Ms Miyake-Nishijima and Dr. Iwata contributed equally to this work.
Role of Crk-associated substrate lymphocyte type in the pathophysiology of rheumatoid arthritis in tax transgenic mice and in humans
Article first published online: 2 JUL 2003
Copyright © 2003 by the American College of Rheumatology
Arthritis & Rheumatism
Volume 48, Issue 7, pages 1890–1900, July 2003
How to Cite
Miyake-Nishijima, R., Iwata, S., Saijo, S., Kobayashi, H., Kobayashi, S., Souta-Kuribara, A., Hosono, O., Kawasaki, H., Tanaka, H., Ikeda, E., Okada, Y., Iwakura, Y. and Morimoto, C. (2003), Role of Crk-associated substrate lymphocyte type in the pathophysiology of rheumatoid arthritis in tax transgenic mice and in humans. Arthritis & Rheumatism, 48: 1890–1900. doi: 10.1002/art.11047
- Issue published online: 2 JUL 2003
- Article first published online: 2 JUL 2003
- Manuscript Accepted: 4 MAR 2003
- Manuscript Received: 12 SEP 2002
- NIH. Grant Number: AR-33713
- Ministry of Education, Science, and Culture and the Ministry of Health, Labor and Welfare of Japan
- ATK Foundation
To investigate the role of Crk-associated substrate lymphocyte type (Cas-L), a downstream signaling molecule of β1 integrins, in the pathophysiology of rheumatoid arthritis (RA).

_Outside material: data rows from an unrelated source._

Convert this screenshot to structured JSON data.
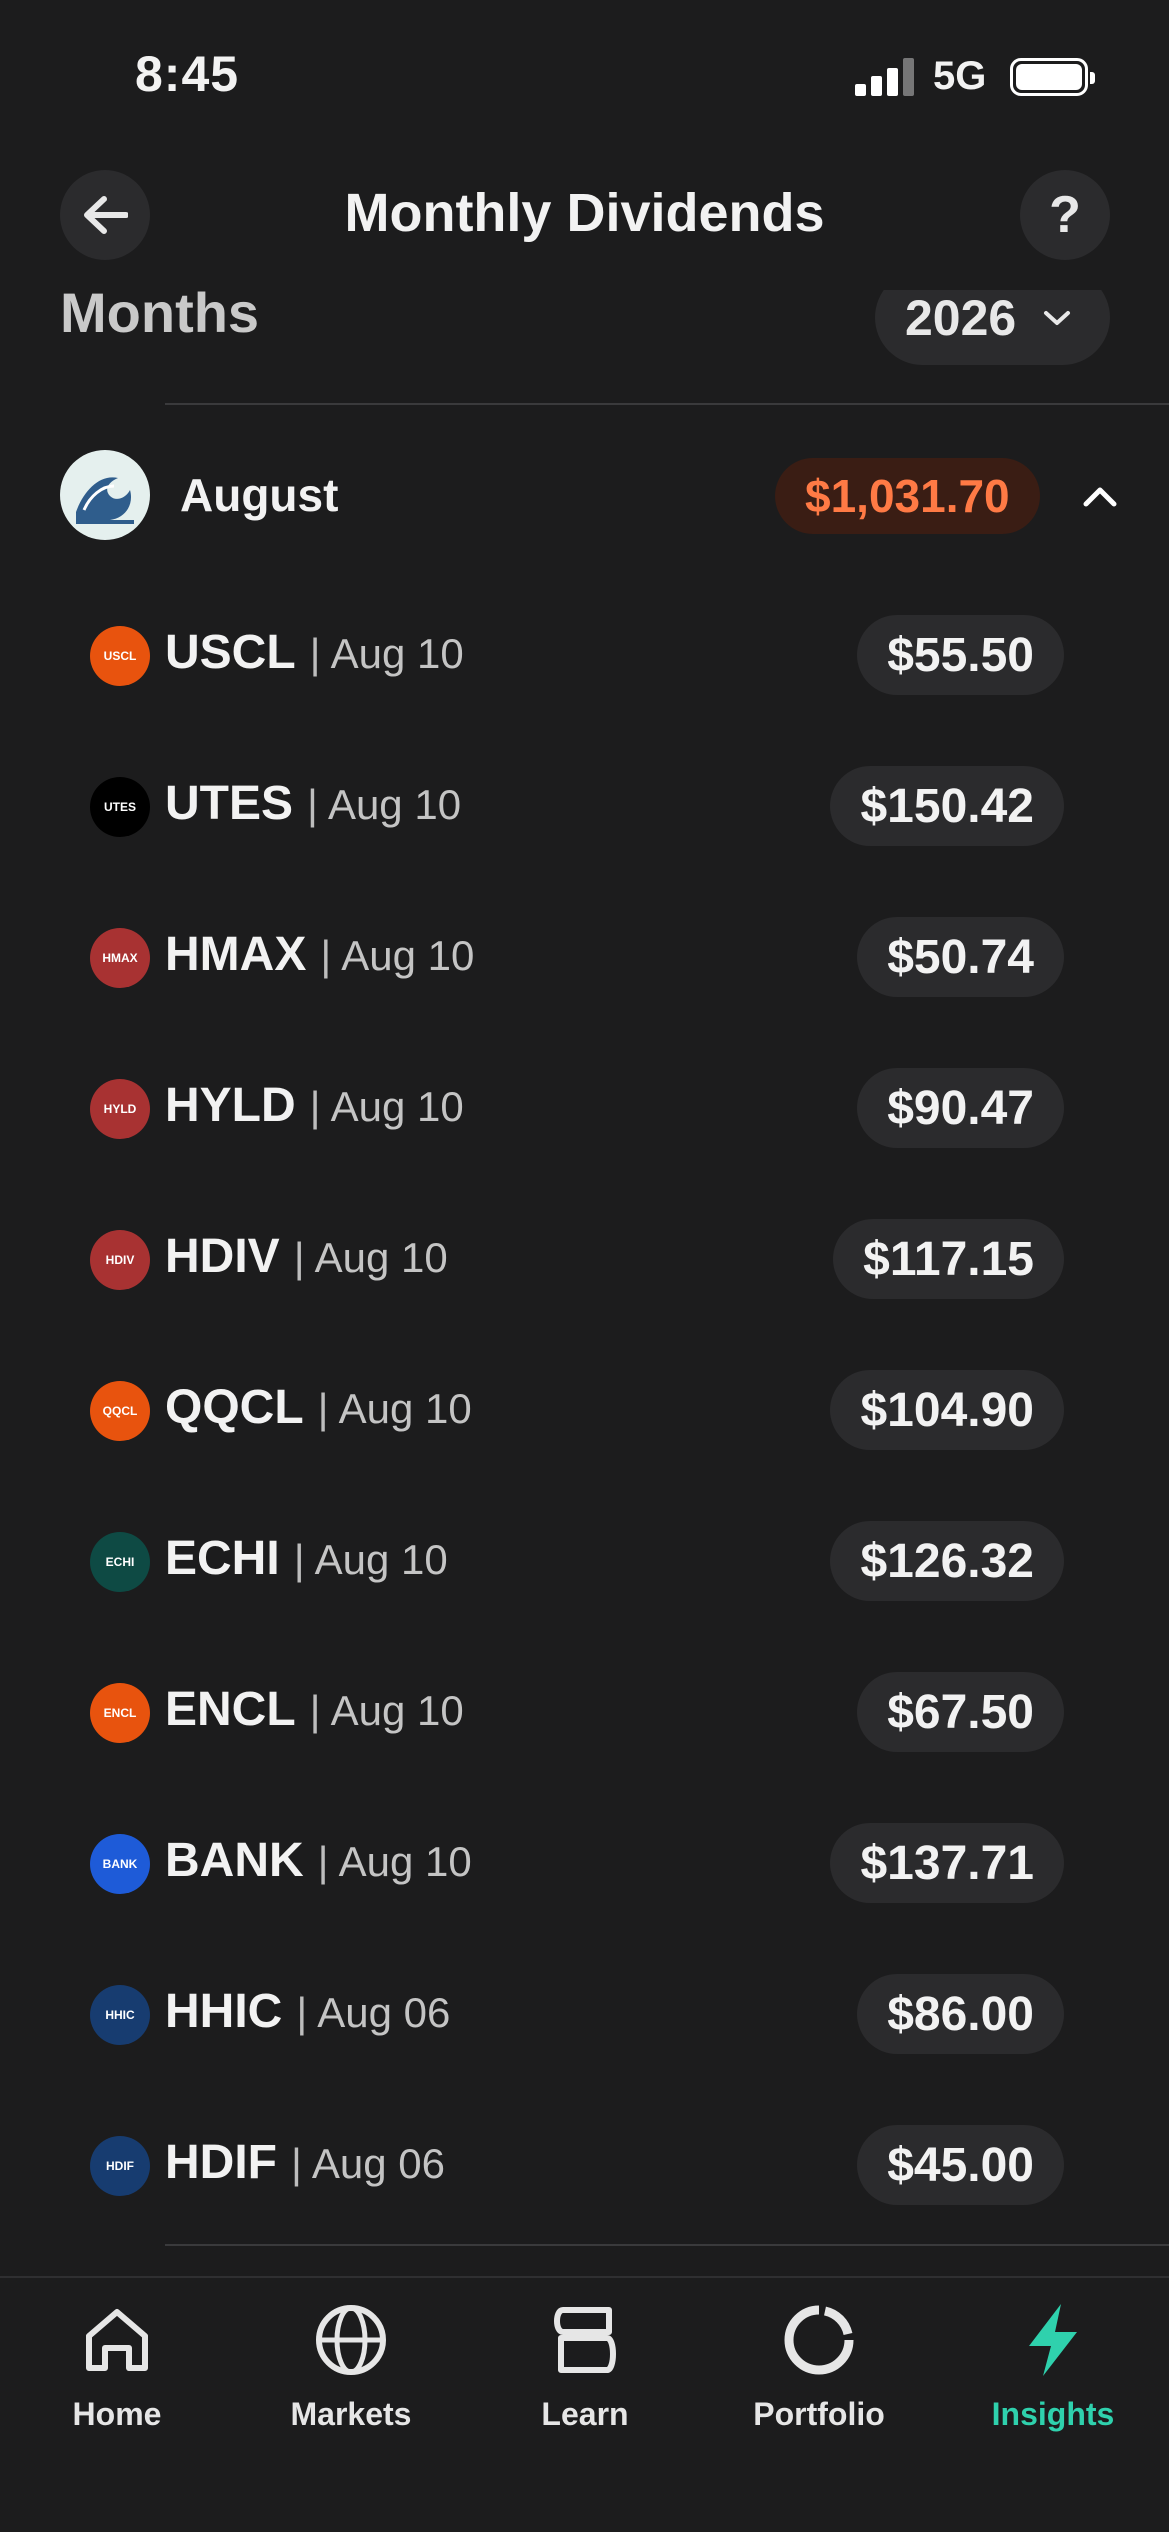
{
  "status_bar": {
    "time": "8:45",
    "network": "5G"
  },
  "header": {
    "title": "Monthly Dividends",
    "help_label": "?"
  },
  "filter": {
    "label": "Months",
    "year": "2026"
  },
  "month": {
    "name": "August",
    "total": "$1,031.70"
  },
  "dividends": [
    {
      "ticker": "USCL",
      "date": "Aug 10",
      "amount": "$55.50",
      "logo_text": "USCL",
      "logo_color": "#e8530e"
    },
    {
      "ticker": "UTES",
      "date": "Aug 10",
      "amount": "$150.42",
      "logo_text": "UTES",
      "logo_color": "#000000"
    },
    {
      "ticker": "HMAX",
      "date": "Aug 10",
      "amount": "$50.74",
      "logo_text": "HMAX",
      "logo_color": "#a83232"
    },
    {
      "ticker": "HYLD",
      "date": "Aug 10",
      "amount": "$90.47",
      "logo_text": "HYLD",
      "logo_color": "#a83232"
    },
    {
      "ticker": "HDIV",
      "date": "Aug 10",
      "amount": "$117.15",
      "logo_text": "HDIV",
      "logo_color": "#a83232"
    },
    {
      "ticker": "QQCL",
      "date": "Aug 10",
      "amount": "$104.90",
      "logo_text": "QQCL",
      "logo_color": "#e8530e"
    },
    {
      "ticker": "ECHI",
      "date": "Aug 10",
      "amount": "$126.32",
      "logo_text": "ECHI",
      "logo_color": "#0e4a44"
    },
    {
      "ticker": "ENCL",
      "date": "Aug 10",
      "amount": "$67.50",
      "logo_text": "ENCL",
      "logo_color": "#e8530e"
    },
    {
      "ticker": "BANK",
      "date": "Aug 10",
      "amount": "$137.71",
      "logo_text": "BANK",
      "logo_color": "#1e5bd8"
    },
    {
      "ticker": "HHIC",
      "date": "Aug 06",
      "amount": "$86.00",
      "logo_text": "HHIC",
      "logo_color": "#173c70"
    },
    {
      "ticker": "HDIF",
      "date": "Aug 06",
      "amount": "$45.00",
      "logo_text": "HDIF",
      "logo_color": "#173c70"
    }
  ],
  "tabs": [
    {
      "label": "Home",
      "icon": "home-icon"
    },
    {
      "label": "Markets",
      "icon": "globe-icon"
    },
    {
      "label": "Learn",
      "icon": "learn-icon"
    },
    {
      "label": "Portfolio",
      "icon": "portfolio-icon"
    },
    {
      "label": "Insights",
      "icon": "lightning-icon",
      "active": true
    }
  ],
  "colors": {
    "accent": "#2fd1ad",
    "total_text": "#ff7a45",
    "total_bg": "#3a1d14",
    "background": "#1c1c1d"
  }
}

We analyzed human T lymphotropic virus type I (HTLV-I) tax transgenic mice as well as samples from human RA patients. Splenocytes from tax transgenic mice were cultured on mouse endothelial cell–covered Transwell inserts, and cells migrating through the endothelial monolayer were counted. Biochemical studies were performed to analyze the protein expression and tyrosine phosphorylation of Cas-L. Immunohistochemical analysis was performed to detect Cas-L–positive cells that had infiltrated into the joints.
Migratory activity of splenocytes from tax transgenic mice with arthritis (ATg) was much higher than that of tax transgenic mice without arthritis (NTg) and littermate control mice. The expression of Cas-L protein and its tyrosine phosphorylation were increased in ATg mice compared with NTg and control mice, and this was accompanied by enhanced autophosphorylation of Fyn and Lck. Immunohistochemical analysis demonstrated a large number of Cas-L–positive lymphocytes migrating into the affected joints. Furthermore, in human RA, Cas-L–positive lymphocytes were shown to infiltrate to the inflammatory lesions.
These results strongly suggest that Cas-L plays an important role in the pathophysiology of RA.